Stored records:
[Start of Attachment]

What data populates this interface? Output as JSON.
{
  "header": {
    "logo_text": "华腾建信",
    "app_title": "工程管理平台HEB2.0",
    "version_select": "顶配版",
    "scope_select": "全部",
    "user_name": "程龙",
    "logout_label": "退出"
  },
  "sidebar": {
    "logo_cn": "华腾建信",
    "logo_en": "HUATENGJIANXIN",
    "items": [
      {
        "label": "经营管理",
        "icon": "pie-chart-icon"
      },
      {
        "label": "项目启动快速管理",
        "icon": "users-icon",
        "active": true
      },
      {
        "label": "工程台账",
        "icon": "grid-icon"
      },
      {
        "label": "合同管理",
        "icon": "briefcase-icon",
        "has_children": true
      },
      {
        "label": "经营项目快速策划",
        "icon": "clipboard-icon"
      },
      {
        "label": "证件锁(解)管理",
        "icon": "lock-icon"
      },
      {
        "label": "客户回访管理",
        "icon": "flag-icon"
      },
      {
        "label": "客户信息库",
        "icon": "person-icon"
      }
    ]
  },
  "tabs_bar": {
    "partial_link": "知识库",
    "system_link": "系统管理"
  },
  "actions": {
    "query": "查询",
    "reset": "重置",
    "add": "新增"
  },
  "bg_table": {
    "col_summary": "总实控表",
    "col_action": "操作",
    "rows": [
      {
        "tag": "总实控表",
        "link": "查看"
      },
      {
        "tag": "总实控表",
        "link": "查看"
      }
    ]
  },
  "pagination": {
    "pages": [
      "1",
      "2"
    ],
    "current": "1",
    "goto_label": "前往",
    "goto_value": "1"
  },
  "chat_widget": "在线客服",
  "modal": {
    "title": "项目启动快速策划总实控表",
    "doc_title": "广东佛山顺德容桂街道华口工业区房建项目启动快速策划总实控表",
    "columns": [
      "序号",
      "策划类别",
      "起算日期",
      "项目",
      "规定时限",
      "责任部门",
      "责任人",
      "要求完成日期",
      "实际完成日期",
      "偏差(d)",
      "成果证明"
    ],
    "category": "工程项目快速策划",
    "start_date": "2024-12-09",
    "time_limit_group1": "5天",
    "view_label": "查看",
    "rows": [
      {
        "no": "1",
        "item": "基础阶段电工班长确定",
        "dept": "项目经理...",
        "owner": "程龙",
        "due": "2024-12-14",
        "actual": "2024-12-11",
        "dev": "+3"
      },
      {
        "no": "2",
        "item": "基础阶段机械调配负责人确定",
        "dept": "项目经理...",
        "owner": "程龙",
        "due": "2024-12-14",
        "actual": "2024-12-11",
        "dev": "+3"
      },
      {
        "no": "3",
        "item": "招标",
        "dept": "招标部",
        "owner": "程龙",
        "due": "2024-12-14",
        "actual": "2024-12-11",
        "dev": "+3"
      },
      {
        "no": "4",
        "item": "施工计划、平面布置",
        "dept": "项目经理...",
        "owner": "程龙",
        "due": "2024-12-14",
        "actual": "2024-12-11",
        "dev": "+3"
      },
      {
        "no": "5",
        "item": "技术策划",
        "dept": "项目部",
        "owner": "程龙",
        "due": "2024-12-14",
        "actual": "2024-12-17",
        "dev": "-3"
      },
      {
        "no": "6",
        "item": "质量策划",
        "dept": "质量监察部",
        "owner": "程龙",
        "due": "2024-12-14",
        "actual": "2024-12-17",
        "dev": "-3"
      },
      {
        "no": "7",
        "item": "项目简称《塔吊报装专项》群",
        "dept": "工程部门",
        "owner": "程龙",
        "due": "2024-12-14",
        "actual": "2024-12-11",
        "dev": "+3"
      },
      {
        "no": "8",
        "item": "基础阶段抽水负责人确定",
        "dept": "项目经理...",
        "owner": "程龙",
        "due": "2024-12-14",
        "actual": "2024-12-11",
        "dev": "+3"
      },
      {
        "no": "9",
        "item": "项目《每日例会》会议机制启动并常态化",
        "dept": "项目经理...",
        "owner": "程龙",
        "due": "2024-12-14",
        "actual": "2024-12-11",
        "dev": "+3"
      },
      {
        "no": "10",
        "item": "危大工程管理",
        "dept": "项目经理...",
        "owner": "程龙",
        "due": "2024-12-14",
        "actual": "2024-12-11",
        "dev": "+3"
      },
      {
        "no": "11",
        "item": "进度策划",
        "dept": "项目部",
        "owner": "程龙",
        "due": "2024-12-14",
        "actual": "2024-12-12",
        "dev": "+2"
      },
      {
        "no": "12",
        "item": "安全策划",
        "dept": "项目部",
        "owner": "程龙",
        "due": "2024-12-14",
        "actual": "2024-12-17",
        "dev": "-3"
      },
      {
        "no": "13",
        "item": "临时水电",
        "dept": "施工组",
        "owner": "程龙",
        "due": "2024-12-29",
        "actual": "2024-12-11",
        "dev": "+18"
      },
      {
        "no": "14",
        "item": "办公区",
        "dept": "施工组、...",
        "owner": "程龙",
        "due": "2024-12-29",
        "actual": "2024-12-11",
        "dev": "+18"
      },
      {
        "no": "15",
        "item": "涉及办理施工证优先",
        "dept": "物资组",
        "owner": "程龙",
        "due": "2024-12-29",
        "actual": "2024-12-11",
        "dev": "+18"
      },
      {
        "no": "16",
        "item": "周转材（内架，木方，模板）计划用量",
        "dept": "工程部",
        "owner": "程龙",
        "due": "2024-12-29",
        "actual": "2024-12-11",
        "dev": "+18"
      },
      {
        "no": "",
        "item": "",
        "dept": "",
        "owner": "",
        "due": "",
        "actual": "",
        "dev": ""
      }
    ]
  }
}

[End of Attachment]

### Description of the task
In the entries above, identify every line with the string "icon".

### Task solution
        "icon": "pie-chart-icon"
        "icon": "users-icon",
        "icon": "grid-icon"
        "icon": "briefcase-icon",
        "icon": "clipboard-icon"
        "icon": "lock-icon"
        "icon": "flag-icon"
        "icon": "person-icon"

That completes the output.